• [TASK STATEMENT]: Each record is to be repeated exactly as it stands below.

[App and web page records]
=== Begin Enclosure ===

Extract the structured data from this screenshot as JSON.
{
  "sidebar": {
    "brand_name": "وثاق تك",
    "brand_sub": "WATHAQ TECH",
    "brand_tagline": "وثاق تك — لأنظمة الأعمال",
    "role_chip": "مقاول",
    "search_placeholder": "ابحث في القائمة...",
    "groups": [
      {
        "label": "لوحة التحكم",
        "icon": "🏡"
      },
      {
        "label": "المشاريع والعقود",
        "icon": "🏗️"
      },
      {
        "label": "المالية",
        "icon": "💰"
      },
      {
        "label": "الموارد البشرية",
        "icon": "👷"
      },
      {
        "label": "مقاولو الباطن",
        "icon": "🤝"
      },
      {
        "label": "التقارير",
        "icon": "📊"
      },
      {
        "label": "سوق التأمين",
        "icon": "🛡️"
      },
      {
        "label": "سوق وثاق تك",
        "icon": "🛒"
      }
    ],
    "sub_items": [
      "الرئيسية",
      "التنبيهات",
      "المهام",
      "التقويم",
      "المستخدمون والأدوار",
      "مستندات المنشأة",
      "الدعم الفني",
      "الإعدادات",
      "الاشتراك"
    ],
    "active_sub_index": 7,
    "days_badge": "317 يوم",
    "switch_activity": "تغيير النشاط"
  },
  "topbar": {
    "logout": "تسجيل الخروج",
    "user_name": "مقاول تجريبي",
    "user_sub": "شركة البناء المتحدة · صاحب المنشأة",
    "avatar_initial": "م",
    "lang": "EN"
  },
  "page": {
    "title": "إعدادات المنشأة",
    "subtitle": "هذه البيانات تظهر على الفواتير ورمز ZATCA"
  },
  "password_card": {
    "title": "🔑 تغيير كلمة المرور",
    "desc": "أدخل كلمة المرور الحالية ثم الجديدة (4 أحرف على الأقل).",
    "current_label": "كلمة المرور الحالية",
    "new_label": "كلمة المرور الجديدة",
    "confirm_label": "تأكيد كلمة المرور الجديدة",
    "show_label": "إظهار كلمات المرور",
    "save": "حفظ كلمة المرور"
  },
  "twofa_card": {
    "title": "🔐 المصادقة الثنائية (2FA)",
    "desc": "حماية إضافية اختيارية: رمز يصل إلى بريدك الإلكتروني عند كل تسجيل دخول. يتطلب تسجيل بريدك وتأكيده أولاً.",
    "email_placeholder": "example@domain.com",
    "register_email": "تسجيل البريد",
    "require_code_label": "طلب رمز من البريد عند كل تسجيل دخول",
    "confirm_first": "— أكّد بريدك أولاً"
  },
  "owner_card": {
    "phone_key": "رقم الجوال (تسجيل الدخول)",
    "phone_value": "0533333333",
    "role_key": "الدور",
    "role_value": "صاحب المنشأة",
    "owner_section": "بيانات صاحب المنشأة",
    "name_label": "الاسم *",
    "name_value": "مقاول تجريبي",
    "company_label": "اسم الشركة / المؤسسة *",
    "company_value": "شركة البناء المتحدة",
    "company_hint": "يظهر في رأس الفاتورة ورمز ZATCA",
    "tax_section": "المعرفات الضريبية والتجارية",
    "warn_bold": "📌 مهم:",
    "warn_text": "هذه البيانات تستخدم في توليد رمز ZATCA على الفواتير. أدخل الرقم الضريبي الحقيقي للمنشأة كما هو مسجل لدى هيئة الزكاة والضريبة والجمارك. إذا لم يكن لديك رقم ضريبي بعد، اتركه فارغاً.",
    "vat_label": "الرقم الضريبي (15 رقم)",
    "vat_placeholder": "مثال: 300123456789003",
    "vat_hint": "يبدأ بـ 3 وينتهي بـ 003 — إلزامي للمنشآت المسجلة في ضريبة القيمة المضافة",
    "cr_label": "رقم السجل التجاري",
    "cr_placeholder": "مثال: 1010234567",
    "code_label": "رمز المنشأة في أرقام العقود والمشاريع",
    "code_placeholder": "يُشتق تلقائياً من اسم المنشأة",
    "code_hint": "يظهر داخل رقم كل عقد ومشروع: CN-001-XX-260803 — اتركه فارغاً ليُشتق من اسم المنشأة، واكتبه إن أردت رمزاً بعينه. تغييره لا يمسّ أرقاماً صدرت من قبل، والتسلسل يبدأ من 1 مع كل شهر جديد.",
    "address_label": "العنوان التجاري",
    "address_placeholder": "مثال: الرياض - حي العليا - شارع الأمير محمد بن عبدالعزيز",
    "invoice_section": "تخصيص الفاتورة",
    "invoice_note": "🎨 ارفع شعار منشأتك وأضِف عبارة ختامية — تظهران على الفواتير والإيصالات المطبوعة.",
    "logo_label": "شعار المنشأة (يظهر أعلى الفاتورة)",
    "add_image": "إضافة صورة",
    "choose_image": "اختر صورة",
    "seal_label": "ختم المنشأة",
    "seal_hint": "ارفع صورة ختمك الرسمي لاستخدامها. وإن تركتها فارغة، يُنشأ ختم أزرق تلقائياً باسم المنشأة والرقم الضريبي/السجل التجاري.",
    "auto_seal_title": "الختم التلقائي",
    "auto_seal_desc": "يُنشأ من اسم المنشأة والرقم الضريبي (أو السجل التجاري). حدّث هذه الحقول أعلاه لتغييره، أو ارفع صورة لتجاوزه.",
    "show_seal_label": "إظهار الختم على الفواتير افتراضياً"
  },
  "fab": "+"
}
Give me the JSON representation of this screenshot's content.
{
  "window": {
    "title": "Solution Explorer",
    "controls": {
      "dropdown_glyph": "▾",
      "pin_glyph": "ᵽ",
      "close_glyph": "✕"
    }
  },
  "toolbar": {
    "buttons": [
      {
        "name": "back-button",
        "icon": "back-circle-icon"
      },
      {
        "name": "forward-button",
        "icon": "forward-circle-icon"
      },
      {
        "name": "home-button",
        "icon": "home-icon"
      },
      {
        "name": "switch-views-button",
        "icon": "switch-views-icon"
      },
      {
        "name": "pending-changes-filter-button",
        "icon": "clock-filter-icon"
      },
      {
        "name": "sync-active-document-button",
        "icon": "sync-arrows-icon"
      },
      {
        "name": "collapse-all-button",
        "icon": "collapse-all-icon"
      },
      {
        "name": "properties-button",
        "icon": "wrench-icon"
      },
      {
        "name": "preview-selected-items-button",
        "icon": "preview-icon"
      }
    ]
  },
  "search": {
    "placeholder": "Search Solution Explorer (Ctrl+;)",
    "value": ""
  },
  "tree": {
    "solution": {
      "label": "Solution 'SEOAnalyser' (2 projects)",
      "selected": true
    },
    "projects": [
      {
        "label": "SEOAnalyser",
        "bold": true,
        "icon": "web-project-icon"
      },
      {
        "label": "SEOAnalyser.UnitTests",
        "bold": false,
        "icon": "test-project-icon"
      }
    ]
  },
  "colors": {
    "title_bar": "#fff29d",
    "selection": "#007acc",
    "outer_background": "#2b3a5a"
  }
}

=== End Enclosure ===

• [SOLUTION BELOW]:
Extract the structured data from this screenshot as JSON.
{
  "sidebar": {
    "brand_name": "وثاق تك",
    "brand_sub": "WATHAQ TECH",
    "brand_tagline": "وثاق تك — لأنظمة الأعمال",
    "role_chip": "مقاول",
    "search_placeholder": "ابحث في القائمة...",
    "groups": [
      {
        "label": "لوحة التحكم",
        "icon": "🏡"
      },
      {
        "label": "المشاريع والعقود",
        "icon": "🏗️"
      },
      {
        "label": "المالية",
        "icon": "💰"
      },
      {
        "label": "الموارد البشرية",
        "icon": "👷"
      },
      {
        "label": "مقاولو الباطن",
        "icon": "🤝"
      },
      {
        "label": "التقارير",
        "icon": "📊"
      },
      {
        "label": "سوق التأمين",
        "icon": "🛡️"
      },
      {
        "label": "سوق وثاق تك",
        "icon": "🛒"
      }
    ],
    "sub_items": [
      "الرئيسية",
      "التنبيهات",
      "المهام",
      "التقويم",
      "المستخدمون والأدوار",
      "مستندات المنشأة",
      "الدعم الفني",
      "الإعدادات",
      "الاشتراك"
    ],
    "active_sub_index": 7,
    "days_badge": "317 يوم",
    "switch_activity": "تغيير النشاط"
  },
  "topbar": {
    "logout": "تسجيل الخروج",
    "user_name": "مقاول تجريبي",
    "user_sub": "شركة البناء المتحدة · صاحب المنشأة",
    "avatar_initial": "م",
    "lang": "EN"
  },
  "page": {
    "title": "إعدادات المنشأة",
    "subtitle": "هذه البيانات تظهر على الفواتير ورمز ZATCA"
  },
  "password_card": {
    "title": "🔑 تغيير كلمة المرور",
    "desc": "أدخل كلمة المرور الحالية ثم الجديدة (4 أحرف على الأقل).",
    "current_label": "كلمة المرور الحالية",
    "new_label": "كلمة المرور الجديدة",
    "confirm_label": "تأكيد كلمة المرور الجديدة",
    "show_label": "إظهار كلمات المرور",
    "save": "حفظ كلمة المرور"
  },
  "twofa_card": {
    "title": "🔐 المصادقة الثنائية (2FA)",
    "desc": "حماية إضافية اختيارية: رمز يصل إلى بريدك الإلكتروني عند كل تسجيل دخول. يتطلب تسجيل بريدك وتأكيده أولاً.",
    "email_placeholder": "example@domain.com",
    "register_email": "تسجيل البريد",
    "require_code_label": "طلب رمز من البريد عند كل تسجيل دخول",
    "confirm_first": "— أكّد بريدك أولاً"
  },
  "owner_card": {
    "phone_key": "رقم الجوال (تسجيل الدخول)",
    "phone_value": "0533333333",
    "role_key": "الدور",
    "role_value": "صاحب المنشأة",
    "owner_section": "بيانات صاحب المنشأة",
    "name_label": "الاسم *",
    "name_value": "مقاول تجريبي",
    "company_label": "اسم الشركة / المؤسسة *",
    "company_value": "شركة البناء المتحدة",
    "company_hint": "يظهر في رأس الفاتورة ورمز ZATCA",
    "tax_section": "المعرفات الضريبية والتجارية",
    "warn_bold": "📌 مهم:",
    "warn_text": "هذه البيانات تستخدم في توليد رمز ZATCA على الفواتير. أدخل الرقم الضريبي الحقيقي للمنشأة كما هو مسجل لدى هيئة الزكاة والضريبة والجمارك. إذا لم يكن لديك رقم ضريبي بعد، اتركه فارغاً.",
    "vat_label": "الرقم الضريبي (15 رقم)",
    "vat_placeholder": "مثال: 300123456789003",
    "vat_hint": "يبدأ بـ 3 وينتهي بـ 003 — إلزامي للمنشآت المسجلة في ضريبة القيمة المضافة",
    "cr_label": "رقم السجل التجاري",
    "cr_placeholder": "مثال: 1010234567",
    "code_label": "رمز المنشأة في أرقام العقود والمشاريع",
    "code_placeholder": "يُشتق تلقائياً من اسم المنشأة",
    "code_hint": "يظهر داخل رقم كل عقد ومشروع: CN-001-XX-260803 — اتركه فارغاً ليُشتق من اسم المنشأة، واكتبه إن أردت رمزاً بعينه. تغييره لا يمسّ أرقاماً صدرت من قبل، والتسلسل يبدأ من 1 مع كل شهر جديد.",
    "address_label": "العنوان التجاري",
    "address_placeholder": "مثال: الرياض - حي العليا - شارع الأمير محمد بن عبدالعزيز",
    "invoice_section": "تخصيص الفاتورة",
    "invoice_note": "🎨 ارفع شعار منشأتك وأضِف عبارة ختامية — تظهران على الفواتير والإيصالات المطبوعة.",
    "logo_label": "شعار المنشأة (يظهر أعلى الفاتورة)",
    "add_image": "إضافة صورة",
    "choose_image": "اختر صورة",
    "seal_label": "ختم المنشأة",
    "seal_hint": "ارفع صورة ختمك الرسمي لاستخدامها. وإن تركتها فارغة، يُنشأ ختم أزرق تلقائياً باسم المنشأة والرقم الضريبي/السجل التجاري.",
    "auto_seal_title": "الختم التلقائي",
    "auto_seal_desc": "يُنشأ من اسم المنشأة والرقم الضريبي (أو السجل التجاري). حدّث هذه الحقول أعلاه لتغييره، أو ارفع صورة لتجاوزه.",
    "show_seal_label": "إظهار الختم على الفواتير افتراضياً"
  },
  "fab": "+"
}
Give me the JSON representation of this screenshot's content.
{
  "window": {
    "title": "Solution Explorer",
    "controls": {
      "dropdown_glyph": "▾",
      "pin_glyph": "ᵽ",
      "close_glyph": "✕"
    }
  },
  "toolbar": {
    "buttons": [
      {
        "name": "back-button",
        "icon": "back-circle-icon"
      },
      {
        "name": "forward-button",
        "icon": "forward-circle-icon"
      },
      {
        "name": "home-button",
        "icon": "home-icon"
      },
      {
        "name": "switch-views-button",
        "icon": "switch-views-icon"
      },
      {
        "name": "pending-changes-filter-button",
        "icon": "clock-filter-icon"
      },
      {
        "name": "sync-active-document-button",
        "icon": "sync-arrows-icon"
      },
      {
        "name": "collapse-all-button",
        "icon": "collapse-all-icon"
      },
      {
        "name": "properties-button",
        "icon": "wrench-icon"
      },
      {
        "name": "preview-selected-items-button",
        "icon": "preview-icon"
      }
    ]
  },
  "search": {
    "placeholder": "Search Solution Explorer (Ctrl+;)",
    "value": ""
  },
  "tree": {
    "solution": {
      "label": "Solution 'SEOAnalyser' (2 projects)",
      "selected": true
    },
    "projects": [
      {
        "label": "SEOAnalyser",
        "bold": true,
        "icon": "web-project-icon"
      },
      {
        "label": "SEOAnalyser.UnitTests",
        "bold": false,
        "icon": "test-project-icon"
      }
    ]
  },
  "colors": {
    "title_bar": "#fff29d",
    "selection": "#007acc",
    "outer_background": "#2b3a5a"
  }
}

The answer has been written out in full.